Prepare an area 36 in. in diameter, clearing all sod and weeds. Work the soil 24 in. deep. Dig the hole right before planting deep enough and wide enough to accommodate the roots without crowding
Place the tree in the hole and hold it in position. Fill the hole with the soil that you removed. Tamp the soil down with your foot between shovelfuls to compact the soil. Fill the hole until it reaches ground level.
Shovel the excess soil from the hole in a circle around the hole’s edges. Add topsoil to the excess soil to create a water ring that is at least 4 inches deep. Lightly wet the water ring with a garden hose and compact it with the flat side of a hoe.
Water your Manchurian apricot tree in the water ring until the soil is saturated (water no longer soaks into the ground).
Place a 3-foot wooden stake just outside the water ring on any side of the tree. Hammer it into the ground about 6 to 8 inches deep until it is steady when you wiggle it with one hand. Tie cloth tape around the stake and loosely around the tree trunk to stabilize it in high winds.
Manchurian apricot, is the hardiest and can be grown in our colder climate (zone 3). The tree will grow about 10-12 ft. tall, and can live to be 30 years old.
It's best to plant at least two of these so that they can cross-pollinate. These trees are very vigorous and they can thrive almost anywhere. In spring, they bear pink flowers that turn into edible 4-5 in. fruits. I would recommend fertilizing the tree after it has reached bearing age.

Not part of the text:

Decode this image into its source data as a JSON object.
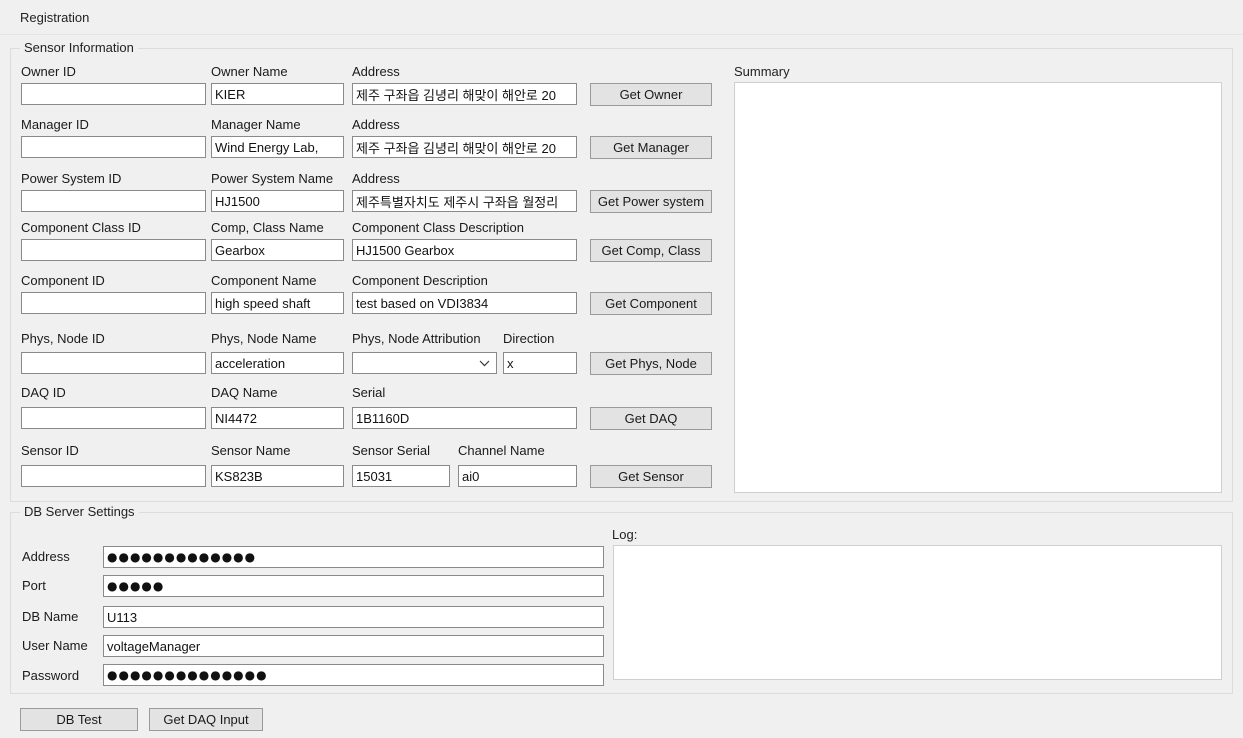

The Manchurian apricot typically produces a good crop of fruit just every other year.
To plant, lay the Manchurian apricot pot on its side on the ground. Slightly lift the pot and pull it from the roots of the tree. You may need to grasp the trunk in one hand and the pot in the other hand and rock the trunk side to side to release the tree and roots.